> [EXERCISE OBJECTIVE]: Every single entry that follows is to be retyped exactly.

> [SUPPLIED DATA]:
|---|

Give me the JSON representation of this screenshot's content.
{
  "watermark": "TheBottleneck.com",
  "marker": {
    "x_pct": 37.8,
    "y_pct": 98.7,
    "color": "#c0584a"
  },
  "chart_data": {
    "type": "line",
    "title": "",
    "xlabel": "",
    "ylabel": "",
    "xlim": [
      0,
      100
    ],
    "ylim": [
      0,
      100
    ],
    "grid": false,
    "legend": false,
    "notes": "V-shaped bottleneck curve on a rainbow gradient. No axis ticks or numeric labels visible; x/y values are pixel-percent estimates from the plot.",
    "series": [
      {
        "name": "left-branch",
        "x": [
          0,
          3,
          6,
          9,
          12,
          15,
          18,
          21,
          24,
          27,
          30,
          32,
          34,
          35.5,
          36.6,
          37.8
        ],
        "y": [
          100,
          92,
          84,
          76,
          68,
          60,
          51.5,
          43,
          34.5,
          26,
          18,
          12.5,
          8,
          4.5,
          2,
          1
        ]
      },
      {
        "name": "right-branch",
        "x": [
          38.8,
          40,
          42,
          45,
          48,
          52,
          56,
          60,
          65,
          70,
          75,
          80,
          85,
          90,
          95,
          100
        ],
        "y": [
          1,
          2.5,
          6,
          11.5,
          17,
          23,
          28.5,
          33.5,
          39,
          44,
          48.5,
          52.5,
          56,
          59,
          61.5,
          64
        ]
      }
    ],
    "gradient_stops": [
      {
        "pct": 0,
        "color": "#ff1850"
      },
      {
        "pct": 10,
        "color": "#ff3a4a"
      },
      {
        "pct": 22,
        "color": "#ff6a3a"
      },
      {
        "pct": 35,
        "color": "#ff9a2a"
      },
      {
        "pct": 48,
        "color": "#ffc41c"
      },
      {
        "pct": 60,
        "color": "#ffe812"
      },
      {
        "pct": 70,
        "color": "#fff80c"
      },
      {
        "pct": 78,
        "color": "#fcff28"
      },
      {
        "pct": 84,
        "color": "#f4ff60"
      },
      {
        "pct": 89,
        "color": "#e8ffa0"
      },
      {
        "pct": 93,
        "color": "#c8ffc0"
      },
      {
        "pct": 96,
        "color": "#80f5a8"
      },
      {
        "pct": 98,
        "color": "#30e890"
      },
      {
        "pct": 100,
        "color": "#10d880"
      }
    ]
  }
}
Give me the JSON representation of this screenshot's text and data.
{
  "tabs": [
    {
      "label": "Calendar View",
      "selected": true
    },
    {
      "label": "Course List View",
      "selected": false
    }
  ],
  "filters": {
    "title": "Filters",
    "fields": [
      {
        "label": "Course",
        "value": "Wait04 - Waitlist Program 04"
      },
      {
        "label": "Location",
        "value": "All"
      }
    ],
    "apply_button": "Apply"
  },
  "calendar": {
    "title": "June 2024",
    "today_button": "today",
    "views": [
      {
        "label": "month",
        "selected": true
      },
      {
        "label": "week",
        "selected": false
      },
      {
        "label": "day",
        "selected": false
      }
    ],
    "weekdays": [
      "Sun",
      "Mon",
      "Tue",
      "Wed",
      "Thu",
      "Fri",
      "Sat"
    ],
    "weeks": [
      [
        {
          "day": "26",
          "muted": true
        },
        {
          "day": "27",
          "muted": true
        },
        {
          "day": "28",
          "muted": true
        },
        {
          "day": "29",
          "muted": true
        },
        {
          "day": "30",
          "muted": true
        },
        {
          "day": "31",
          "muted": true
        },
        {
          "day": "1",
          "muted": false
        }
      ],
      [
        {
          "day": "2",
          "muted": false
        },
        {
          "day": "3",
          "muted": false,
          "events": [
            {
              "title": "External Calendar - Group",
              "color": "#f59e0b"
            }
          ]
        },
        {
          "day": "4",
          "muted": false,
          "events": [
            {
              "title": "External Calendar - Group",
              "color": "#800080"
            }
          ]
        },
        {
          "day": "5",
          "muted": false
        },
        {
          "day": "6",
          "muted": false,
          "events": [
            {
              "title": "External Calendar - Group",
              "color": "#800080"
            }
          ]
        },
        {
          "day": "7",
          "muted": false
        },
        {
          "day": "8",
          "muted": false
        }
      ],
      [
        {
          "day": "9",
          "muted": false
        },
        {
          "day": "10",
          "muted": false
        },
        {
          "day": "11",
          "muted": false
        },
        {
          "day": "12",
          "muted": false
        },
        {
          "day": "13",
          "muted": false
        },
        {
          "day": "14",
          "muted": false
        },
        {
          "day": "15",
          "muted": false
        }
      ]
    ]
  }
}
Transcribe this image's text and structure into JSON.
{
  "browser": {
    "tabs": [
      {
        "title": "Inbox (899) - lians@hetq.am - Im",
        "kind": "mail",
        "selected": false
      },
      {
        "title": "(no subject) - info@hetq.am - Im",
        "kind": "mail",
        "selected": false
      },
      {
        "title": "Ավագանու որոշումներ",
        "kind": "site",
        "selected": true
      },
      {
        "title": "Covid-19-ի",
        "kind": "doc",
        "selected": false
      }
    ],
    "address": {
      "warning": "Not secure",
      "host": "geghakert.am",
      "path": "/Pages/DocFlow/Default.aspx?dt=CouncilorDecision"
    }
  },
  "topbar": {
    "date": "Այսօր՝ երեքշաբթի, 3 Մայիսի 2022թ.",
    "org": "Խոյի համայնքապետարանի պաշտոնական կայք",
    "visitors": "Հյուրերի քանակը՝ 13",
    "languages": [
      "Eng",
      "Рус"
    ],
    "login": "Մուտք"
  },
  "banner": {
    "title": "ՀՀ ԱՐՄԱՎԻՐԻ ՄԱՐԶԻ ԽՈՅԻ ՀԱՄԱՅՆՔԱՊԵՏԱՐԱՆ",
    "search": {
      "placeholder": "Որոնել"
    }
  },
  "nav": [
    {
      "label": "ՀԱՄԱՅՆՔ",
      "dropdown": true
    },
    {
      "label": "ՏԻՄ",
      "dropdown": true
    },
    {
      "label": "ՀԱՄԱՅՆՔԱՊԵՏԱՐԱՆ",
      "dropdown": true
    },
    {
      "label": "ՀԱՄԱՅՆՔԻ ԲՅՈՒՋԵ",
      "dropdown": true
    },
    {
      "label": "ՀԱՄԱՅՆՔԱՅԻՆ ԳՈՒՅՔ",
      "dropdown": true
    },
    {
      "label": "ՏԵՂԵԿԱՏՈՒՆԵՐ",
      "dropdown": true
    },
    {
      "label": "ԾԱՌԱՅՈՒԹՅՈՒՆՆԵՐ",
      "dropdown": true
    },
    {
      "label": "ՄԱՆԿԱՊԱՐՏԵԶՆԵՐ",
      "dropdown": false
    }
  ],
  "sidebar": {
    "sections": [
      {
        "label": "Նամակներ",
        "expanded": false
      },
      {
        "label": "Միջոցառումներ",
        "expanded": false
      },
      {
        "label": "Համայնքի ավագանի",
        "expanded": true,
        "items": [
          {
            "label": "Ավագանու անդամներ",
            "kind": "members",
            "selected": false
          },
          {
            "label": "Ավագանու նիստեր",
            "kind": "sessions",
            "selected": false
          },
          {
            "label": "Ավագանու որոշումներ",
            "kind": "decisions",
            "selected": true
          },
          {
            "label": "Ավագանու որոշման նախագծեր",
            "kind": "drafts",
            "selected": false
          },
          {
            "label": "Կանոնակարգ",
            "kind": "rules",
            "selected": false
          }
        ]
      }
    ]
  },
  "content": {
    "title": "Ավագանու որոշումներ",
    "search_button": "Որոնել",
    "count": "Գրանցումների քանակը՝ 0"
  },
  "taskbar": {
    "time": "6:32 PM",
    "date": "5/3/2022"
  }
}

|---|

> [SOLUTION BELOW]:
Give me the JSON representation of this screenshot's content.
{
  "watermark": "TheBottleneck.com",
  "marker": {
    "x_pct": 37.8,
    "y_pct": 98.7,
    "color": "#c0584a"
  },
  "chart_data": {
    "type": "line",
    "title": "",
    "xlabel": "",
    "ylabel": "",
    "xlim": [
      0,
      100
    ],
    "ylim": [
      0,
      100
    ],
    "grid": false,
    "legend": false,
    "notes": "V-shaped bottleneck curve on a rainbow gradient. No axis ticks or numeric labels visible; x/y values are pixel-percent estimates from the plot.",
    "series": [
      {
        "name": "left-branch",
        "x": [
          0,
          3,
          6,
          9,
          12,
          15,
          18,
          21,
          24,
          27,
          30,
          32,
          34,
          35.5,
          36.6,
          37.8
        ],
        "y": [
          100,
          92,
          84,
          76,
          68,
          60,
          51.5,
          43,
          34.5,
          26,
          18,
          12.5,
          8,
          4.5,
          2,
          1
        ]
      },
      {
        "name": "right-branch",
        "x": [
          38.8,
          40,
          42,
          45,
          48,
          52,
          56,
          60,
          65,
          70,
          75,
          80,
          85,
          90,
          95,
          100
        ],
        "y": [
          1,
          2.5,
          6,
          11.5,
          17,
          23,
          28.5,
          33.5,
          39,
          44,
          48.5,
          52.5,
          56,
          59,
          61.5,
          64
        ]
      }
    ],
    "gradient_stops": [
      {
        "pct": 0,
        "color": "#ff1850"
      },
      {
        "pct": 10,
        "color": "#ff3a4a"
      },
      {
        "pct": 22,
        "color": "#ff6a3a"
      },
      {
        "pct": 35,
        "color": "#ff9a2a"
      },
      {
        "pct": 48,
        "color": "#ffc41c"
      },
      {
        "pct": 60,
        "color": "#ffe812"
      },
      {
        "pct": 70,
        "color": "#fff80c"
      },
      {
        "pct": 78,
        "color": "#fcff28"
      },
      {
        "pct": 84,
        "color": "#f4ff60"
      },
      {
        "pct": 89,
        "color": "#e8ffa0"
      },
      {
        "pct": 93,
        "color": "#c8ffc0"
      },
      {
        "pct": 96,
        "color": "#80f5a8"
      },
      {
        "pct": 98,
        "color": "#30e890"
      },
      {
        "pct": 100,
        "color": "#10d880"
      }
    ]
  }
}
Give me the JSON representation of this screenshot's text and data.
{
  "tabs": [
    {
      "label": "Calendar View",
      "selected": true
    },
    {
      "label": "Course List View",
      "selected": false
    }
  ],
  "filters": {
    "title": "Filters",
    "fields": [
      {
        "label": "Course",
        "value": "Wait04 - Waitlist Program 04"
      },
      {
        "label": "Location",
        "value": "All"
      }
    ],
    "apply_button": "Apply"
  },
  "calendar": {
    "title": "June 2024",
    "today_button": "today",
    "views": [
      {
        "label": "month",
        "selected": true
      },
      {
        "label": "week",
        "selected": false
      },
      {
        "label": "day",
        "selected": false
      }
    ],
    "weekdays": [
      "Sun",
      "Mon",
      "Tue",
      "Wed",
      "Thu",
      "Fri",
      "Sat"
    ],
    "weeks": [
      [
        {
          "day": "26",
          "muted": true
        },
        {
          "day": "27",
          "muted": true
        },
        {
          "day": "28",
          "muted": true
        },
        {
          "day": "29",
          "muted": true
        },
        {
          "day": "30",
          "muted": true
        },
        {
          "day": "31",
          "muted": true
        },
        {
          "day": "1",
          "muted": false
        }
      ],
      [
        {
          "day": "2",
          "muted": false
        },
        {
          "day": "3",
          "muted": false,
          "events": [
            {
              "title": "External Calendar - Group",
              "color": "#f59e0b"
            }
          ]
        },
        {
          "day": "4",
          "muted": false,
          "events": [
            {
              "title": "External Calendar - Group",
              "color": "#800080"
            }
          ]
        },
        {
          "day": "5",
          "muted": false
        },
        {
          "day": "6",
          "muted": false,
          "events": [
            {
              "title": "External Calendar - Group",
              "color": "#800080"
            }
          ]
        },
        {
          "day": "7",
          "muted": false
        },
        {
          "day": "8",
          "muted": false
        }
      ],
      [
        {
          "day": "9",
          "muted": false
        },
        {
          "day": "10",
          "muted": false
        },
        {
          "day": "11",
          "muted": false
        },
        {
          "day": "12",
          "muted": false
        },
        {
          "day": "13",
          "muted": false
        },
        {
          "day": "14",
          "muted": false
        },
        {
          "day": "15",
          "muted": false
        }
      ]
    ]
  }
}
Transcribe this image's text and structure into JSON.
{
  "browser": {
    "tabs": [
      {
        "title": "Inbox (899) - lians@hetq.am - Im",
        "kind": "mail",
        "selected": false
      },
      {
        "title": "(no subject) - info@hetq.am - Im",
        "kind": "mail",
        "selected": false
      },
      {
        "title": "Ավագանու որոշումներ",
        "kind": "site",
        "selected": true
      },
      {
        "title": "Covid-19-ի",
        "kind": "doc",
        "selected": false
      }
    ],
    "address": {
      "warning": "Not secure",
      "host": "geghakert.am",
      "path": "/Pages/DocFlow/Default.aspx?dt=CouncilorDecision"
    }
  },
  "topbar": {
    "date": "Այսօր՝ երեքշաբթի, 3 Մայիսի 2022թ.",
    "org": "Խոյի համայնքապետարանի պաշտոնական կայք",
    "visitors": "Հյուրերի քանակը՝ 13",
    "languages": [
      "Eng",
      "Рус"
    ],
    "login": "Մուտք"
  },
  "banner": {
    "title": "ՀՀ ԱՐՄԱՎԻՐԻ ՄԱՐԶԻ ԽՈՅԻ ՀԱՄԱՅՆՔԱՊԵՏԱՐԱՆ",
    "search": {
      "placeholder": "Որոնել"
    }
  },
  "nav": [
    {
      "label": "ՀԱՄԱՅՆՔ",
      "dropdown": true
    },
    {
      "label": "ՏԻՄ",
      "dropdown": true
    },
    {
      "label": "ՀԱՄԱՅՆՔԱՊԵՏԱՐԱՆ",
      "dropdown": true
    },
    {
      "label": "ՀԱՄԱՅՆՔԻ ԲՅՈՒՋԵ",
      "dropdown": true
    },
    {
      "label": "ՀԱՄԱՅՆՔԱՅԻՆ ԳՈՒՅՔ",
      "dropdown": true
    },
    {
      "label": "ՏԵՂԵԿԱՏՈՒՆԵՐ",
      "dropdown": true
    },
    {
      "label": "ԾԱՌԱՅՈՒԹՅՈՒՆՆԵՐ",
      "dropdown": true
    },
    {
      "label": "ՄԱՆԿԱՊԱՐՏԵԶՆԵՐ",
      "dropdown": false
    }
  ],
  "sidebar": {
    "sections": [
      {
        "label": "Նամակներ",
        "expanded": false
      },
      {
        "label": "Միջոցառումներ",
        "expanded": false
      },
      {
        "label": "Համայնքի ավագանի",
        "expanded": true,
        "items": [
          {
            "label": "Ավագանու անդամներ",
            "kind": "members",
            "selected": false
          },
          {
            "label": "Ավագանու նիստեր",
            "kind": "sessions",
            "selected": false
          },
          {
            "label": "Ավագանու որոշումներ",
            "kind": "decisions",
            "selected": true
          },
          {
            "label": "Ավագանու որոշման նախագծեր",
            "kind": "drafts",
            "selected": false
          },
          {
            "label": "Կանոնակարգ",
            "kind": "rules",
            "selected": false
          }
        ]
      }
    ]
  },
  "content": {
    "title": "Ավագանու որոշումներ",
    "search_button": "Որոնել",
    "count": "Գրանցումների քանակը՝ 0"
  },
  "taskbar": {
    "time": "6:32 PM",
    "date": "5/3/2022"
  }
}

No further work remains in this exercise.